By Rodrigo Campos
NEW YORK (Reuters) - U.S. stocks dipped on Thursday as retail sales rose solidly in November, adding to signs the economy is strong enough for the Federal Reserve to begin reducing the pace of monetary stimulus.
Profit-taking also played a part in the market's decline, while a view that Wall Street has gone too long without a correction was seen keeping traders poised to sell.
"Year-end activity is clouding reactions to some economic news," said Drew Wilson, an analyst at Fenimore Asset Management in Cobleskill, New York.
He said the market is "taper-schizophrenic", as it tries to second-guess the Fed's reaction to recent positive economic data.
"I'm not sure the market knows how to react to good and bad news."
Facebook , however, was poised to close at its highest since late October a day after being picked to join the S&P 500 index. The social network's 5.2 percent gain to $51.98 helped buoy the Nasdaq composite index to a small gain.
The Dow Jones industrial average fell 59.69 points, or 0.38 percent, to 15,783.84, the S&P 500 lost 1 point, or 0.06 percent, to 1,781.22 while the Nasdaq Composite added 7.142 points or 0.18 percent, to 4,010.955.
Other markets also reacted to the perception of a shorter timeline for the Fed's tapering of its stimulative bond buying. The U.S. dollar rose against a basket of major currencies and spot gold slid 2 percent.
Many market participants have expected the Fed to announce a cut in its $85 billion a month in asset purchases in March, but that timeline may have shortened after Friday's better-than-expected November payrolls report and Tuesday's initial agreement in Washington on a bipartisan budget.
The Fed's policy-setting committee is due to meet for the last time this year on Tuesday and Wednesday.
Data showing the biggest jump in a year in initial claims for unemployment benefits was mostly ignored as figures skewed by adjustments for the season and other factors.

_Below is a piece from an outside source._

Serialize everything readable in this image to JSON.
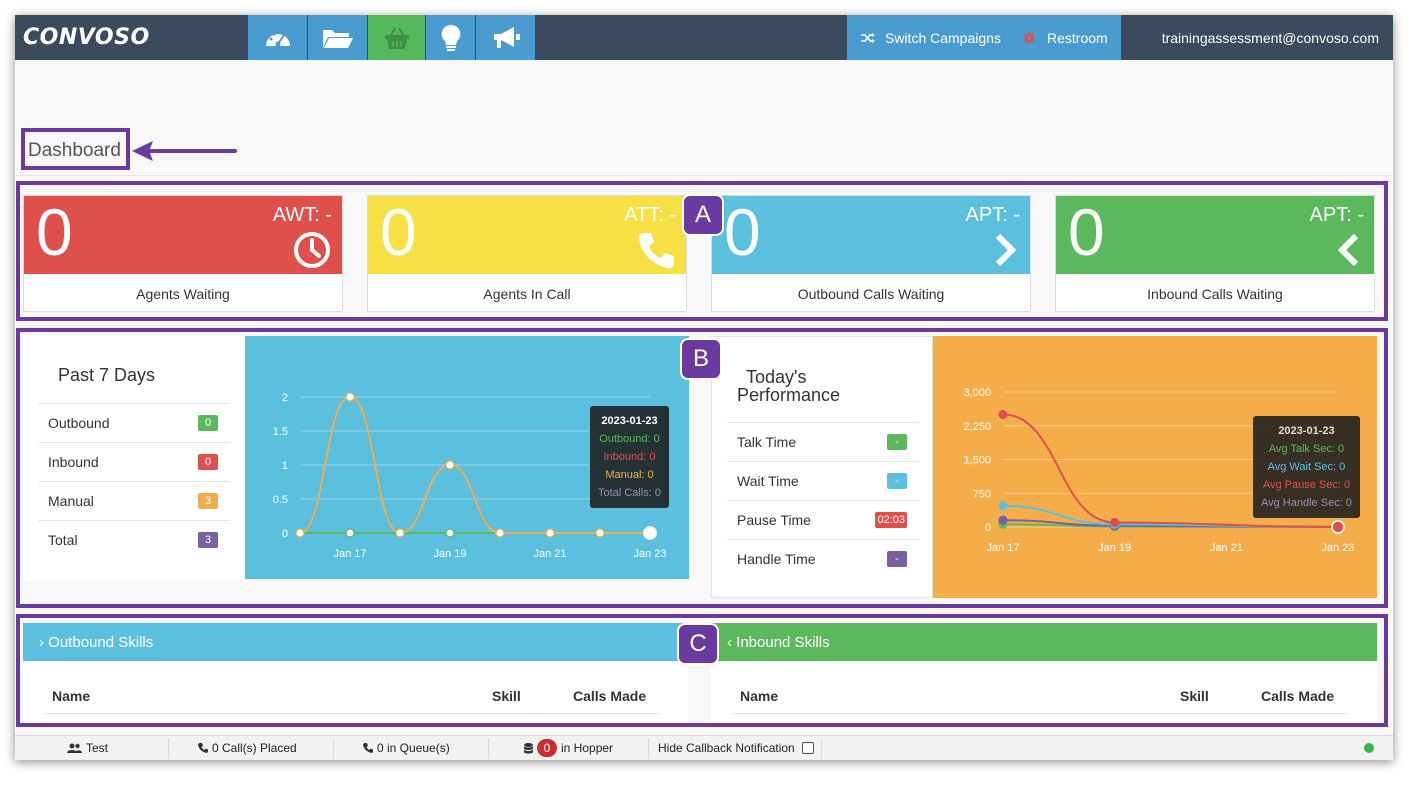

Lululemon Athletica Inc shares tumbled 11.1 percent to $60.76 after the sports apparel company said fewer customers are visiting its stores and supply-chain issues are hitting sales in the crucial fourth quarter.
Investors also dealt with a flurry of initial public offerings, including Hilton Worldwide Holdings Inc . The stock rose 8.9 percent to $21.77 from its $20 pricing on the New York Stock Exchange.
Food services provider Aramark Holdings Corp staged a more impressive debut, up 14.9 percent at $22.98 after pricing at $20 per share.
Shares of J.C. Penney rose 0.5 percent to $8.52. Chief Executive Officer Mike Ullman told Reuters the department store chain is eliminating or trimming some high-profile brands introduced by former CEO Ron Johnson. Penney intends to use the floor space for its more profitable private-label brands.
(Reporting by Rodrigo Campos; Editing by Kenneth Barry)